- Extracted material:
::::::

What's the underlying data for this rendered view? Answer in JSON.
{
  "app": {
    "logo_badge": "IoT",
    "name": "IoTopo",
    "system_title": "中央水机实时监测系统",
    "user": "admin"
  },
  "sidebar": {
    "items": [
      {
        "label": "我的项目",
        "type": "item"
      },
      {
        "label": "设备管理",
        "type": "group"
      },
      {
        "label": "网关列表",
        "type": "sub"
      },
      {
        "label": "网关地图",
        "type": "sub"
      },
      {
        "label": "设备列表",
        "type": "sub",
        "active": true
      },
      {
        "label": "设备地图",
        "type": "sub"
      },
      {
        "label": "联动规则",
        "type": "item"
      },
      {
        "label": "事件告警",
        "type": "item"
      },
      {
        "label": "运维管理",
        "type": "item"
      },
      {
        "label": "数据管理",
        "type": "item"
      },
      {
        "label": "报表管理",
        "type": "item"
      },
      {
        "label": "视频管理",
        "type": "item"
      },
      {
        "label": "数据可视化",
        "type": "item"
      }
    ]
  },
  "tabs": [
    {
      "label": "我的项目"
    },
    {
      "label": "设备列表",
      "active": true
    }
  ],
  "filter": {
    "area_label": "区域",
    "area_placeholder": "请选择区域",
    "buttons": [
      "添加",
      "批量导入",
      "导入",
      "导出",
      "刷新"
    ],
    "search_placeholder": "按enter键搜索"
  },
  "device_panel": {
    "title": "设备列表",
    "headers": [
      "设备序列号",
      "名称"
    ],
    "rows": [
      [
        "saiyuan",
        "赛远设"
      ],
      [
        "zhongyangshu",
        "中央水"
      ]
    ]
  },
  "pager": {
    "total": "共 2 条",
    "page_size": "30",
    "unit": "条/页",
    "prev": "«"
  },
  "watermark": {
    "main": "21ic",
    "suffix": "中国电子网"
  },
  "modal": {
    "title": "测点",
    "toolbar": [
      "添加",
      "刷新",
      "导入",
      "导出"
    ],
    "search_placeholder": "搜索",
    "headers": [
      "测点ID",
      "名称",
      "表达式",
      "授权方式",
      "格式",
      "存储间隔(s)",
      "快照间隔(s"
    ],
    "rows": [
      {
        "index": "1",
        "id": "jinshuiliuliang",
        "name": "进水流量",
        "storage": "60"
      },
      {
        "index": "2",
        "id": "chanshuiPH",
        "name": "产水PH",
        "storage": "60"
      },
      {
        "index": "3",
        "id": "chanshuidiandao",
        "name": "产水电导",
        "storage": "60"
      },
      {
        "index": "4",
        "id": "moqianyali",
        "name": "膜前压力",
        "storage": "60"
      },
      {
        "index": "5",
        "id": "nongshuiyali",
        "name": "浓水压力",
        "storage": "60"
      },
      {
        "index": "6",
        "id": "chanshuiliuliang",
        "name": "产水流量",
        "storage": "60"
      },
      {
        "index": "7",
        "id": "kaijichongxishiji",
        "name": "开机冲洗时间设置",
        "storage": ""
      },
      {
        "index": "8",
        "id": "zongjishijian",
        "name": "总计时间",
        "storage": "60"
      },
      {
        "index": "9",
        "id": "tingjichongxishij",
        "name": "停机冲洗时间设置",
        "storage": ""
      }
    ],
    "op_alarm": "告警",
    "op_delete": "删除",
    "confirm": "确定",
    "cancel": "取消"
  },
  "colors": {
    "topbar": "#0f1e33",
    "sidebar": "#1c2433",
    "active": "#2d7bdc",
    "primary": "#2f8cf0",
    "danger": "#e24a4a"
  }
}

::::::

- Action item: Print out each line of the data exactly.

- Response to this exercise:
What's the underlying data for this rendered view? Answer in JSON.
{
  "app": {
    "logo_badge": "IoT",
    "name": "IoTopo",
    "system_title": "中央水机实时监测系统",
    "user": "admin"
  },
  "sidebar": {
    "items": [
      {
        "label": "我的项目",
        "type": "item"
      },
      {
        "label": "设备管理",
        "type": "group"
      },
      {
        "label": "网关列表",
        "type": "sub"
      },
      {
        "label": "网关地图",
        "type": "sub"
      },
      {
        "label": "设备列表",
        "type": "sub",
        "active": true
      },
      {
        "label": "设备地图",
        "type": "sub"
      },
      {
        "label": "联动规则",
        "type": "item"
      },
      {
        "label": "事件告警",
        "type": "item"
      },
      {
        "label": "运维管理",
        "type": "item"
      },
      {
        "label": "数据管理",
        "type": "item"
      },
      {
        "label": "报表管理",
        "type": "item"
      },
      {
        "label": "视频管理",
        "type": "item"
      },
      {
        "label": "数据可视化",
        "type": "item"
      }
    ]
  },
  "tabs": [
    {
      "label": "我的项目"
    },
    {
      "label": "设备列表",
      "active": true
    }
  ],
  "filter": {
    "area_label": "区域",
    "area_placeholder": "请选择区域",
    "buttons": [
      "添加",
      "批量导入",
      "导入",
      "导出",
      "刷新"
    ],
    "search_placeholder": "按enter键搜索"
  },
  "device_panel": {
    "title": "设备列表",
    "headers": [
      "设备序列号",
      "名称"
    ],
    "rows": [
      [
        "saiyuan",
        "赛远设"
      ],
      [
        "zhongyangshu",
        "中央水"
      ]
    ]
  },
  "pager": {
    "total": "共 2 条",
    "page_size": "30",
    "unit": "条/页",
    "prev": "«"
  },
  "watermark": {
    "main": "21ic",
    "suffix": "中国电子网"
  },
  "modal": {
    "title": "测点",
    "toolbar": [
      "添加",
      "刷新",
      "导入",
      "导出"
    ],
    "search_placeholder": "搜索",
    "headers": [
      "测点ID",
      "名称",
      "表达式",
      "授权方式",
      "格式",
      "存储间隔(s)",
      "快照间隔(s"
    ],
    "rows": [
      {
        "index": "1",
        "id": "jinshuiliuliang",
        "name": "进水流量",
        "storage": "60"
      },
      {
        "index": "2",
        "id": "chanshuiPH",
        "name": "产水PH",
        "storage": "60"
      },
      {
        "index": "3",
        "id": "chanshuidiandao",
        "name": "产水电导",
        "storage": "60"
      },
      {
        "index": "4",
        "id": "moqianyali",
        "name": "膜前压力",
        "storage": "60"
      },
      {
        "index": "5",
        "id": "nongshuiyali",
        "name": "浓水压力",
        "storage": "60"
      },
      {
        "index": "6",
        "id": "chanshuiliuliang",
        "name": "产水流量",
        "storage": "60"
      },
      {
        "index": "7",
        "id": "kaijichongxishiji",
        "name": "开机冲洗时间设置",
        "storage": ""
      },
      {
        "index": "8",
        "id": "zongjishijian",
        "name": "总计时间",
        "storage": "60"
      },
      {
        "index": "9",
        "id": "tingjichongxishij",
        "name": "停机冲洗时间设置",
        "storage": ""
      }
    ],
    "op_alarm": "告警",
    "op_delete": "删除",
    "confirm": "确定",
    "cancel": "取消"
  },
  "colors": {
    "topbar": "#0f1e33",
    "sidebar": "#1c2433",
    "active": "#2d7bdc",
    "primary": "#2f8cf0",
    "danger": "#e24a4a"
  }
}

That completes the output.